Humans are often effort adverse, especially when doing daily repetative tasks. Whenever possbile we’ll take the shortcut across the yard instead of sticking to the sidewalk. Or we’ll bike through a red light when no cars are around instead of waiting. In webland this is translated into the sacred “three clicks.” Designers are taught (for better or worse) that everything on a site must be three clicks away. This has lead to homepages stuffed with links, fat footers with the entire website exposed, and site maps. The idea is as long as the page is no more than three clicks away, you’ll be fine.
I’m not going to touch the fallacy in that idea in this post. But what “three clicks” is trying to address is true. We hate to do more work than possible for routine and simple tasks. Previously in Evernote, all your tags were listen in the far left column. They were small and if you had a lot of tags it was quite awkward. I’d actually created tag “folders” to address the problem that put similar tags together so that they were easier to deal with. Now you click on the tag button which changes the other two screens to show your tags.

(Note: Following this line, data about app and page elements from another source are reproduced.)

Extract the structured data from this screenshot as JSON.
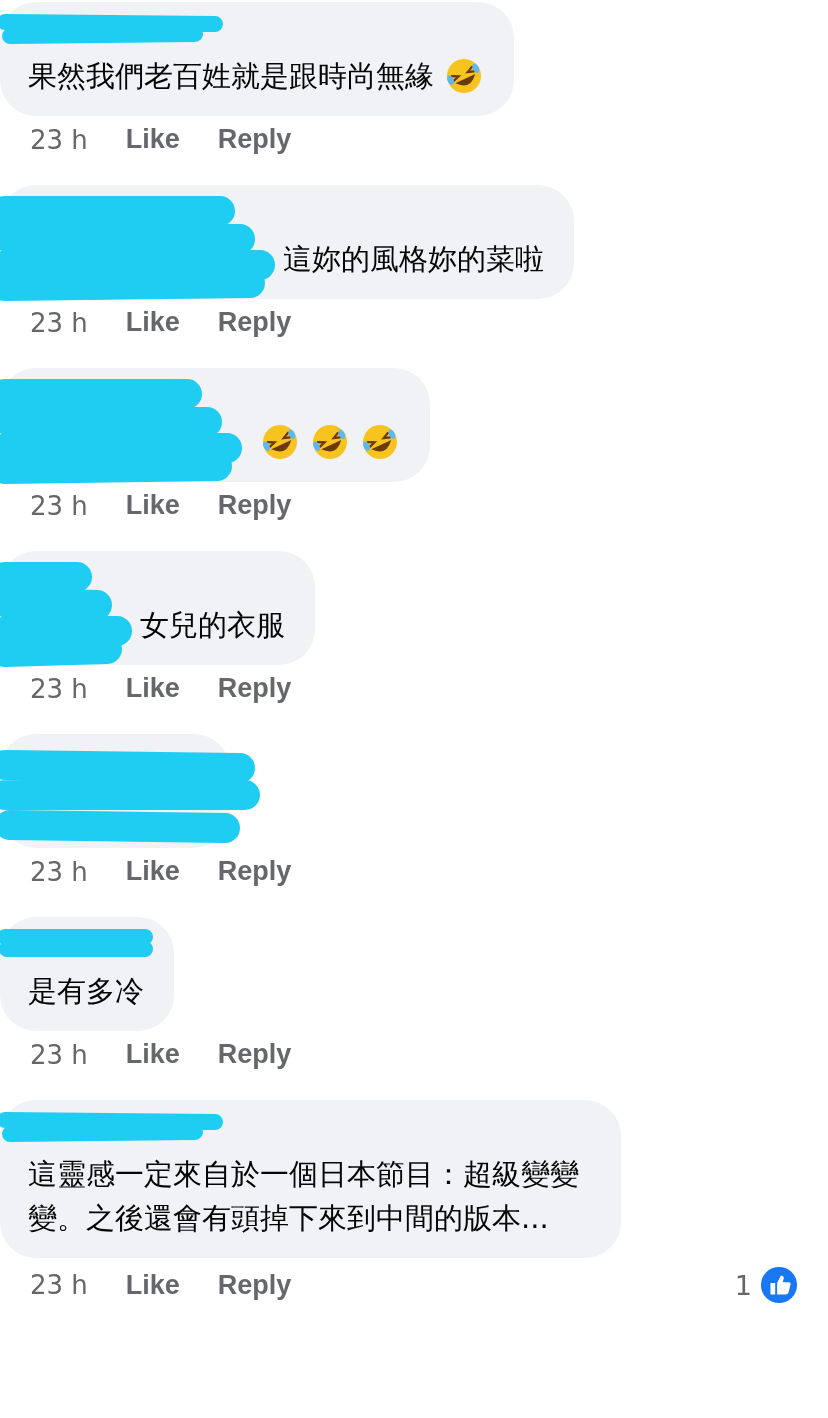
{
  "comments": [
    {
      "text": "果然我們老百姓就是跟時尚無緣",
      "emojis": [
        {
          "kind": "laughing"
        }
      ],
      "time": "23 h",
      "like": "Like",
      "reply": "Reply"
    },
    {
      "text": "這妳的風格妳的菜啦",
      "time": "23 h",
      "like": "Like",
      "reply": "Reply"
    },
    {
      "emojis": [
        {
          "kind": "laughing"
        },
        {
          "kind": "laughing"
        },
        {
          "kind": "laughing"
        }
      ],
      "time": "23 h",
      "like": "Like",
      "reply": "Reply"
    },
    {
      "text": "女兒的衣服",
      "time": "23 h",
      "like": "Like",
      "reply": "Reply"
    },
    {
      "time": "23 h",
      "like": "Like",
      "reply": "Reply"
    },
    {
      "text": "是有多冷",
      "time": "23 h",
      "like": "Like",
      "reply": "Reply"
    },
    {
      "text": "這靈感一定來自於一個日本節目：超級變變變。之後還會有頭掉下來到中間的版本...",
      "time": "23 h",
      "like": "Like",
      "reply": "Reply",
      "like_count": "1"
    }
  ]
}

It’s not a bad design, but to me it feels like more work to get to a list of my tags and that is something that I’m innately disposed to feel frustrated about. I’ll get used to it, but it’ll take time.
Pay attention TO ME
There’s a reason things in all caps feel like shouting and that red marks error messages. We pay attention to the large and to the different. If something takes up a lot of room, it must be important. The squeaky wheel and all that.
I’m a “premium” user of Evernote which means I give them money so I can upload more on a monthly basis. It also comes with other features, one of which is “related notes” which shows notes based off of some algorithm that are similar to the note you’re looking at.
I’ve read some complaints that the notes aren’t very related. And if you look at the example, I’m not sure what these notes have in common with the one I’m writing. Lots of people would love to know a bit more about how the system picks these notes and understanding that would probably fix the “unrelated note issue.” Personally it doesn’t bother me if the notes are related or not.
But do you see my issue? The size of the related notes area is equal to the size of my note area. The three related notes are large icon-like and the most interesting thing in this section, especially with the images. That’s a lot of real estate devoted to an “extra” feature. For longer notes, it’s probably okay since you scroll down and see these at the bottom, but for short notes, or like this one – new notes – they have WAY too much prominence. I could turn the feature off – but I’d rather just tone it down. It’s a desktop app, not my iPad, so smaller boxes would work just as well and wouldn’t have the related notes SCREAMING at me.
Basically what Evernote (Mac) is missing is a bit more help for those new to the interface (which as 5 just came out – is pretty much everyone) and I WILL NOT watch a video explaining all the new features. I dislike watching videos when I just want to know how to do one thing. Tooltips on the icons are a common feature and don’t normally detract from users once they get familiar with how an icon works.
Secondly, this app moves the Mac interface closer to the iPad interface giving features more real estates and room to breath, but it puts what used to be quick links in essence and made them new screens. This makes them feel more important and gives them more room, but it slows you down a bit mentally when you click tags – and then find the tag you want on a new screen before returning to the “normal view.”
Lastly, make sure that less important features don’t take up more room (physically and mentally) than important features. Related Notes are not vital (especially on a new note). Give us more room to compose. I’m on a computer, I don’t need a huge icon for each related note – they can be half the size, honest. Have you heard of Fitts’ Law? On a smaller screen like an iPad this might be a good button-link size, but I’m on a desktop.